Here is something very interesting. Warner Bros. is trying out offering movie rentals via Facebook. Using Facebook’s own Facebook Credit payment system, the company is offering online movie rentals of The Dark Night.
What makes this new business strategy so interesting is that it completely cuts out the middle man companies that Warner Bros. currently depends on to rent it’s films. The idea is that instead of going to Netflix or Redbox to rent a movie, customers could do so directly through their Facebook account. Assuming the user already has Facebook Credits or a credit card linked to their Facebook account to do so, paying for a movie rental is as easy as clicking a button.
This is an important step because it prevents the possible hodgepodge of payment systems that would arise if each studio rented its movies directly from their own websites. Facebook credits are not necessarily used widely even by the the website’s own users, but Facebook is working hard to change that, and once a customer makes their first rental, subsequent rentals have virtually zero barrier.
The success of Warner Bros. Facebook gambit will be limited, however, because the studio refuses to face the realities of movie rental. Pricing is set at 30 Facebook Credits, or approximately $3, which is the same price for a DVD movie rental at the now bankrupt Blockbuster video stores.
Renting the movie is actually cheaper if you go through the middle men rather than buying direct, a completely upside down pricing system.
Warner Bros. is overvaluing the convenience of renting online through Facebook and charging a premium for it, rather than following the pricing model of every single successful online venture, which is to make it cheaper online. Customers have no incentive to rent through Facebook rather than through Comcast On Demand or other services, and customers actually have a disincentive compared to renting via Redbox or Netflix.
No doubt, the company’s strategy is to offer new releases directly to customers first, before they can be rented via Netflix or Redbox, thereby justifying the premium charged on the rental. Of course, in order for that strategy to be successful, Hollywood would have to generate movies that customers can’t wait 90 days to rent, and those don’t seem to be too common these days.
Warner Bros. Online Movie Rental Strategy

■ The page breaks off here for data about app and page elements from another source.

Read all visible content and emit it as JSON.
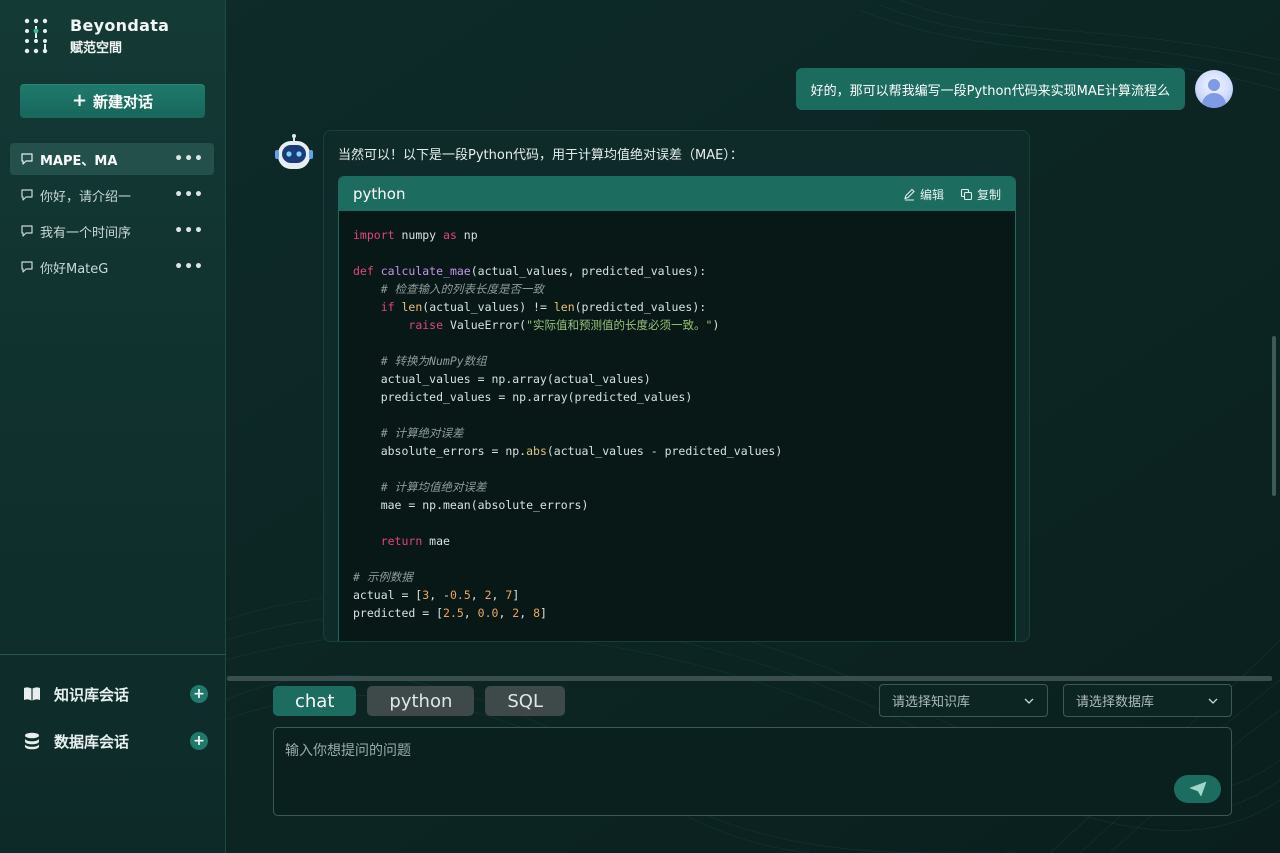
{
  "colors": {
    "accent": "#1d6c60",
    "sidebar_bg": "#143a36",
    "page_bg": "#0b2422"
  },
  "brand": {
    "name_en": "Beyondata",
    "name_cn": "赋范空間"
  },
  "sidebar": {
    "new_chat_label": "新建对话",
    "conversations": [
      {
        "label": "MAPE、MA",
        "more": "•••"
      },
      {
        "label": "你好，请介绍一",
        "more": "•••"
      },
      {
        "label": "我有一个时间序",
        "more": "•••"
      },
      {
        "label": "你好MateG",
        "more": "•••"
      }
    ],
    "knowledge_label": "知识库会话",
    "database_label": "数据库会话"
  },
  "chat": {
    "user_message": "好的，那可以帮我编写一段Python代码来实现MAE计算流程么",
    "bot_intro": "当然可以！以下是一段Python代码，用于计算均值绝对误差（MAE）：",
    "code": {
      "language": "python",
      "edit_label": "编辑",
      "copy_label": "复制",
      "lines": [
        [
          [
            "kw",
            "import"
          ],
          [
            "t",
            " numpy "
          ],
          [
            "kw",
            "as"
          ],
          [
            "t",
            " np"
          ]
        ],
        [],
        [
          [
            "kw",
            "def"
          ],
          [
            "t",
            " "
          ],
          [
            "fn",
            "calculate_mae"
          ],
          [
            "t",
            "(actual_values, predicted_values):"
          ]
        ],
        [
          [
            "t",
            "    "
          ],
          [
            "cm",
            "# 检查输入的列表长度是否一致"
          ]
        ],
        [
          [
            "t",
            "    "
          ],
          [
            "kw",
            "if"
          ],
          [
            "t",
            " "
          ],
          [
            "bi",
            "len"
          ],
          [
            "t",
            "(actual_values) != "
          ],
          [
            "bi",
            "len"
          ],
          [
            "t",
            "(predicted_values):"
          ]
        ],
        [
          [
            "t",
            "        "
          ],
          [
            "kw",
            "raise"
          ],
          [
            "t",
            " ValueError("
          ],
          [
            "st",
            "\"实际值和预测值的长度必须一致。\""
          ],
          [
            "t",
            ")"
          ]
        ],
        [],
        [
          [
            "t",
            "    "
          ],
          [
            "cm",
            "# 转换为NumPy数组"
          ]
        ],
        [
          [
            "t",
            "    actual_values = np.array(actual_values)"
          ]
        ],
        [
          [
            "t",
            "    predicted_values = np.array(predicted_values)"
          ]
        ],
        [],
        [
          [
            "t",
            "    "
          ],
          [
            "cm",
            "# 计算绝对误差"
          ]
        ],
        [
          [
            "t",
            "    absolute_errors = np."
          ],
          [
            "bi",
            "abs"
          ],
          [
            "t",
            "(actual_values - predicted_values)"
          ]
        ],
        [],
        [
          [
            "t",
            "    "
          ],
          [
            "cm",
            "# 计算均值绝对误差"
          ]
        ],
        [
          [
            "t",
            "    mae = np.mean(absolute_errors)"
          ]
        ],
        [],
        [
          [
            "t",
            "    "
          ],
          [
            "kw",
            "return"
          ],
          [
            "t",
            " mae"
          ]
        ],
        [],
        [
          [
            "cm",
            "# 示例数据"
          ]
        ],
        [
          [
            "t",
            "actual = ["
          ],
          [
            "nm",
            "3"
          ],
          [
            "t",
            ", -"
          ],
          [
            "nm",
            "0.5"
          ],
          [
            "t",
            ", "
          ],
          [
            "nm",
            "2"
          ],
          [
            "t",
            ", "
          ],
          [
            "nm",
            "7"
          ],
          [
            "t",
            "]"
          ]
        ],
        [
          [
            "t",
            "predicted = ["
          ],
          [
            "nm",
            "2.5"
          ],
          [
            "t",
            ", "
          ],
          [
            "nm",
            "0.0"
          ],
          [
            "t",
            ", "
          ],
          [
            "nm",
            "2"
          ],
          [
            "t",
            ", "
          ],
          [
            "nm",
            "8"
          ],
          [
            "t",
            "]"
          ]
        ]
      ]
    }
  },
  "composer": {
    "tabs": [
      "chat",
      "python",
      "SQL"
    ],
    "active_tab": "chat",
    "knowledge_select_placeholder": "请选择知识库",
    "database_select_placeholder": "请选择数据库",
    "input_placeholder": "输入你想提问的问题"
  }
}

In the fantasy world that movie studio executives live in, they will be able to build up a large enough distribution channel for online movie rentals via Facebook that they won’t have to do business with Netflix or Redbox at all. Unfortunately, in order for that strategy to work, the company would have to understand the reality of business strategy.

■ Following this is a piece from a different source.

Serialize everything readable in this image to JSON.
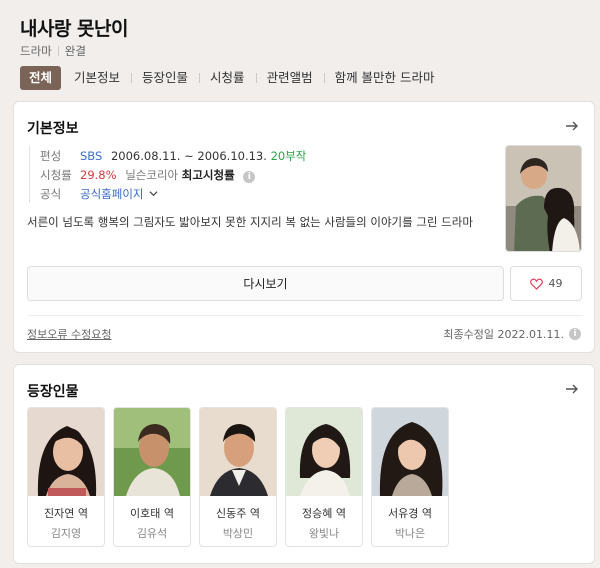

As everyone else seems to understand, the way you build a large base of users is to aggressively price your product. Only AFTER people have fully invested in your service and seen your full value proposition can you squeeze out competitors. Apple’s iTunes dominates because of its low-price and ease of use. Amazon’s Kindle platform has grown to dominate the market by offering lower priced electronic books. Google’s Gmail email service displaced established market leaders by offering more storage space at a lower price (free) than the competition.
At this price point, there is no incentive for customers who don’t already have and use Facebook credits to put the effort into learning about them and getting the setup, and for anyone who lives within a 5 minute drive of a Redbox, there is no incentive to forgo the quick trip to rent a movie in person, and there is most definitely no incentive for a cable customer to setup and use online movie streaming rather than just click a button for their cable company’s pay-per-view service.
With the current terms, the Warner Bros. online movie rental scheme will fail, but the revolution may have begun anyway. Smarter studios will offer their movies for lower prices and Warner Bros. may actually learn that they can make more money renting many movies for $1 per rental than they can by having 10 percent as many rentals at $3 per rental.
Until then, look for the real growth in online movie rentals to come from Netflix and Amazon. In the offline world, Redbox and the copycat Blockbuster Kiosks will continue to dominate.